The recent deaths of writers Tom Wolfe and Philip Roth provided me the opportunity to revisit more than just their books and novels, but gave me license to re-examine what I had written about them in The Book Shopper: A Life in Review (2009), this blog's namesake. Rather than force blog readers to order a copy of The Book Shopper on Amazon or wait until I drop a copy in my little neighborhood library, I have posted a few scans of a couple sidebars from The Book Shopper.
This excerpt is about my longtime friend and collaborator Dave who has been my book shopping mentor since 1979. I am proud to say that Dave and I still keep in touch. He and I even did a brief collaboration on Down & Outbound: A Mass Transit Satire (2016) as well (also available on Amazon). Dave is still a huge Roth fan and below is his account of meeting Roth at a reading in Seattle in 1993.
I am not as a big Roth fan as Dave, but I did read Roth's The Plot Against America (2010), which has regained some notoriety because of its haunting similarity to our current political climate.
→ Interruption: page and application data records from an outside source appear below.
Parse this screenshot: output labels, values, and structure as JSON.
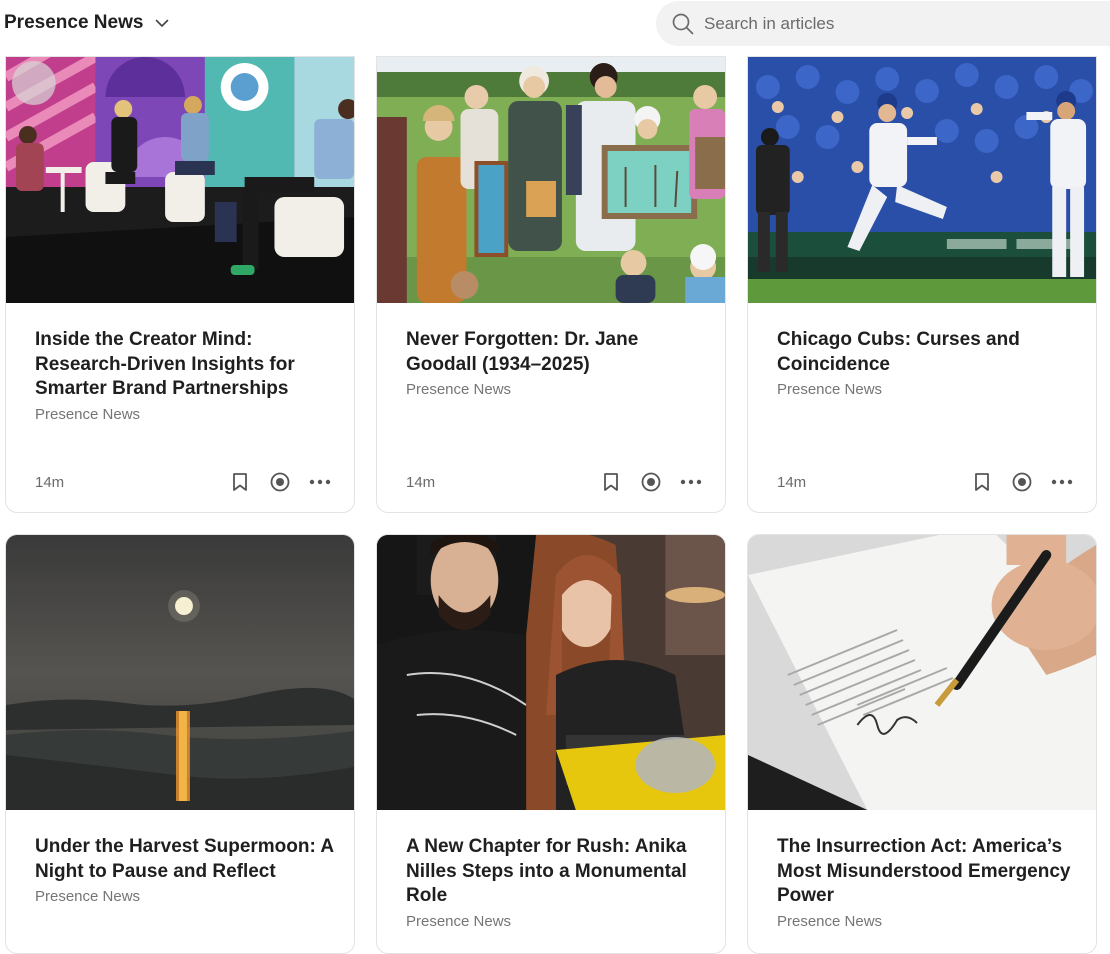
{
  "header": {
    "publication": "Presence News",
    "search_placeholder": "Search in articles"
  },
  "articles": [
    {
      "title": "Inside the Creator Mind: Research-Driven Insights for Smarter Brand Partnerships",
      "source": "Presence News",
      "read_time": "14m"
    },
    {
      "title": "Never Forgotten: Dr. Jane Goodall (1934–2025)",
      "source": "Presence News",
      "read_time": "14m"
    },
    {
      "title": "Chicago Cubs: Curses and Coincidence",
      "source": "Presence News",
      "read_time": "14m"
    },
    {
      "title": "Under the Harvest Supermoon: A Night to Pause and Reflect",
      "source": "Presence News"
    },
    {
      "title": "A New Chapter for Rush: Anika Nilles Steps into a Monumental Role",
      "source": "Presence News"
    },
    {
      "title": "The Insurrection Act: America’s Most Misunderstood Emergency Power",
      "source": "Presence News"
    }
  ],
  "icons": {
    "chevron": "chevron-down-icon",
    "search": "search-icon",
    "bookmark": "bookmark-icon",
    "listen": "listen-icon",
    "more": "more-icon"
  },
  "colors": {
    "text": "#1f1f1f",
    "muted": "#757575",
    "search_bg": "#f2f2f2",
    "card_border": "#e3e3e3"
  }
}
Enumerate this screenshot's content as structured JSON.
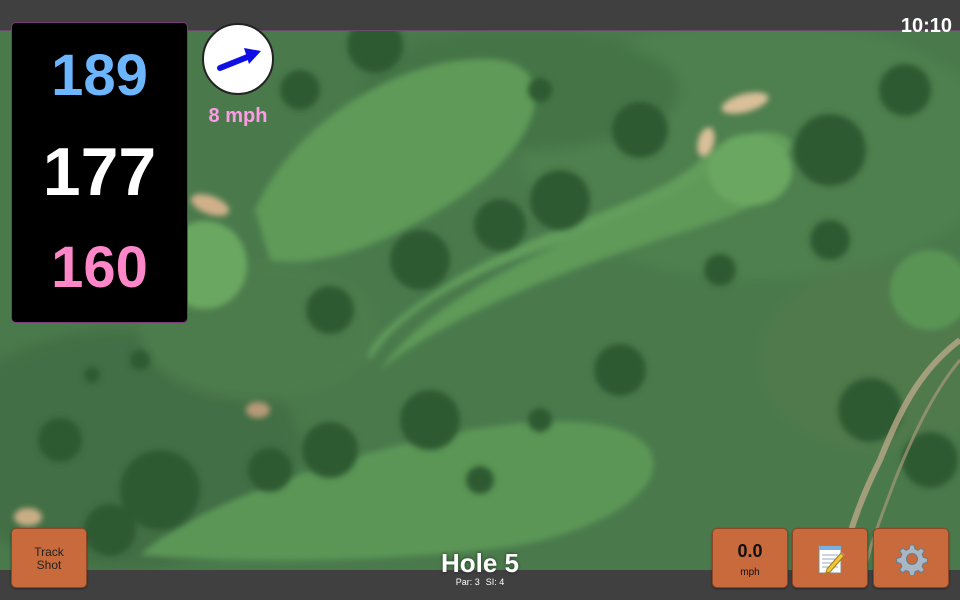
{
  "status": {
    "clock": "10:10"
  },
  "yardages": {
    "back": "189",
    "center": "177",
    "front": "160",
    "back_color": "#6cb6ff",
    "center_color": "#ffffff",
    "front_color": "#ff86c8"
  },
  "wind": {
    "speed_label": "8 mph",
    "arrow_color": "#1010e6",
    "direction_icon": "wind-arrow-icon"
  },
  "buttons": {
    "track_shot_line1": "Track",
    "track_shot_line2": "Shot",
    "speed_value": "0.0",
    "speed_unit": "mph",
    "notes_icon": "notepad-icon",
    "settings_icon": "gear-icon",
    "button_color": "#c96a3c"
  },
  "hole": {
    "title": "Hole 5",
    "par": "Par: 3",
    "si": "SI: 4"
  },
  "map": {
    "type": "satellite-aerial-golf-course"
  }
}
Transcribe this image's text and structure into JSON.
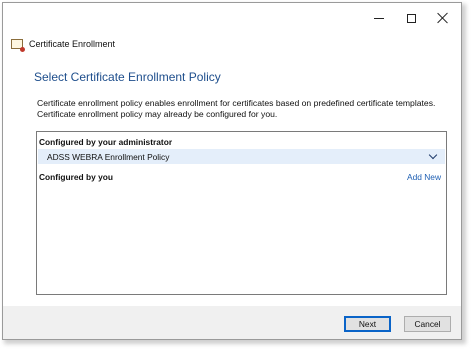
{
  "window": {
    "controls": {
      "minimize": "minimize-icon",
      "maximize": "maximize-icon",
      "close": "close-icon"
    }
  },
  "app": {
    "title": "Certificate Enrollment",
    "icon": "certificate-icon"
  },
  "page": {
    "title": "Select Certificate Enrollment Policy",
    "description": "Certificate enrollment policy enables enrollment for certificates based on predefined certificate templates. Certificate enrollment policy may already be configured for you."
  },
  "policies": {
    "admin_header": "Configured by your administrator",
    "admin_items": [
      {
        "name": "ADSS WEBRA Enrollment Policy",
        "expand_icon": "chevron-down-icon"
      }
    ],
    "user_header": "Configured by you",
    "add_new_label": "Add New"
  },
  "footer": {
    "next_label": "Next",
    "cancel_label": "Cancel"
  }
}
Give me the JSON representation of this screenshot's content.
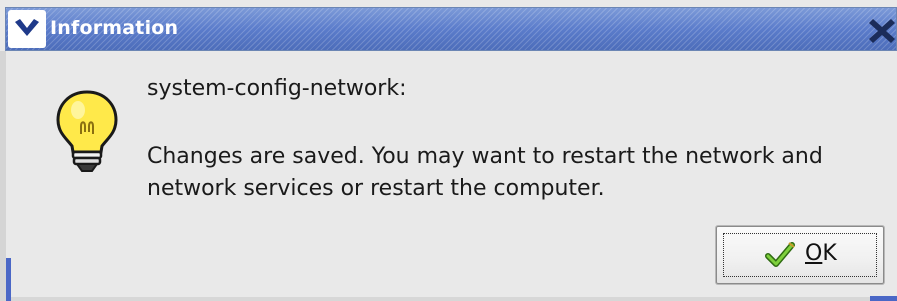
{
  "window": {
    "title": "Information",
    "menu_icon": "chevron-down-icon",
    "close_icon": "close-icon"
  },
  "message": {
    "icon": "lightbulb-icon",
    "primary": "system-config-network:",
    "secondary": "Changes are saved. You may want to restart the network and network services or restart the computer."
  },
  "actions": {
    "ok": {
      "icon": "checkmark-icon",
      "mnemonic": "O",
      "rest": "K"
    }
  },
  "colors": {
    "titlebar": "#5d7fc8",
    "dialog_bg": "#e9e9e9",
    "accent": "#4a67c6",
    "bulb_fill": "#ffe94a"
  }
}
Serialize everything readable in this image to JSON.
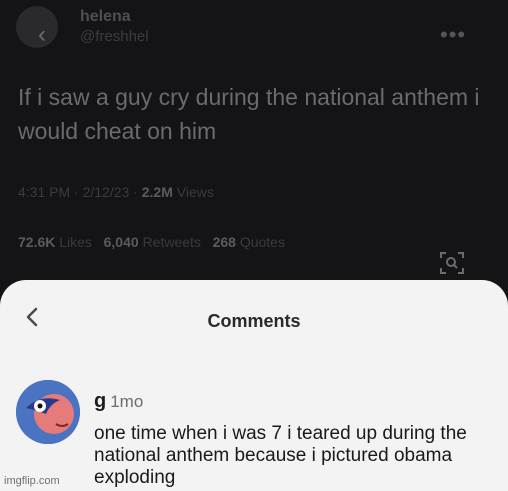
{
  "tweet": {
    "author_name": "helena",
    "author_handle": "@freshhel",
    "text": "If i saw a guy cry during the national anthem i would cheat on him",
    "time": "4:31 PM · 2/12/23 ·",
    "views_count": "2.2M",
    "views_label": "Views",
    "likes_count": "72.6K",
    "likes_label": "Likes",
    "retweets_count": "6,040",
    "retweets_label": "Retweets",
    "quotes_count": "268",
    "quotes_label": "Quotes"
  },
  "comments_sheet": {
    "title": "Comments",
    "comment": {
      "username": "g",
      "age": "1mo",
      "text": "one time when i was 7 i teared up during the national anthem because i pictured obama exploding"
    }
  },
  "watermark": "imgflip.com",
  "colors": {
    "background": "#17171a",
    "sheet": "#f3f3f4",
    "comment_text": "#1a1a1d"
  }
}
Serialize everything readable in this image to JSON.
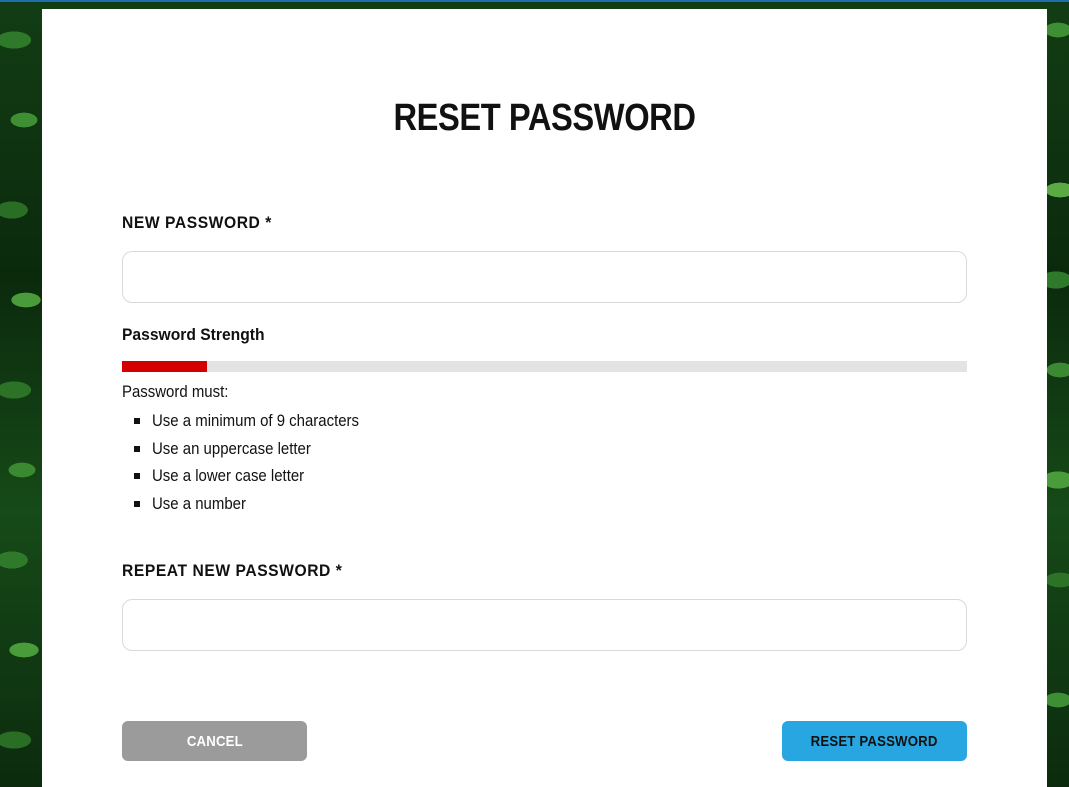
{
  "page": {
    "title": "RESET PASSWORD"
  },
  "form": {
    "new_password": {
      "label": "NEW PASSWORD *",
      "value": "",
      "placeholder": ""
    },
    "strength": {
      "label": "Password Strength",
      "level_fraction": 0.1,
      "fill_color": "#d40000",
      "track_color": "#e3e3e3"
    },
    "rules": {
      "intro": "Password must:",
      "items": [
        "Use a minimum of 9 characters",
        "Use an uppercase letter",
        "Use a lower case letter",
        "Use a number"
      ]
    },
    "repeat_password": {
      "label": "REPEAT NEW PASSWORD *",
      "value": "",
      "placeholder": ""
    }
  },
  "actions": {
    "cancel_label": "CANCEL",
    "cancel_color": "#9b9b9b",
    "reset_label": "RESET PASSWORD",
    "reset_color": "#27a6e2"
  }
}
In the novel, the populist Charles Lindbergh is elected President of the United States instead of Franklin Delano Roosevelt and becomes somewhat of a dictator, endorsing the policies Adolf Hitler and removing many civil liberties.
I still have one book on my Roth reading list -- The Great American Novel, (1973) which is a whimsical novel about baseball.
I have been reading Tom Wolfe since college in the 1970s and you can still find a tattered paperback of The Electric Kool-Aid Acid Test next to my copy of Kandy-Kolored Tangerine-Flaked Streamlined Baby (1966). My favorite books of his are The Right Stuff (1979) about the Mercury astronauts and the early days of the NASA space program and one of his lesser known works --From Bauhaus to Our House, (1981) his slim primer about twentieth-century architecture.
Now that I live in Atlanta, his A Man in Full (1998) which I read before moving here, has more meaning to me than just as a fancy plant holder.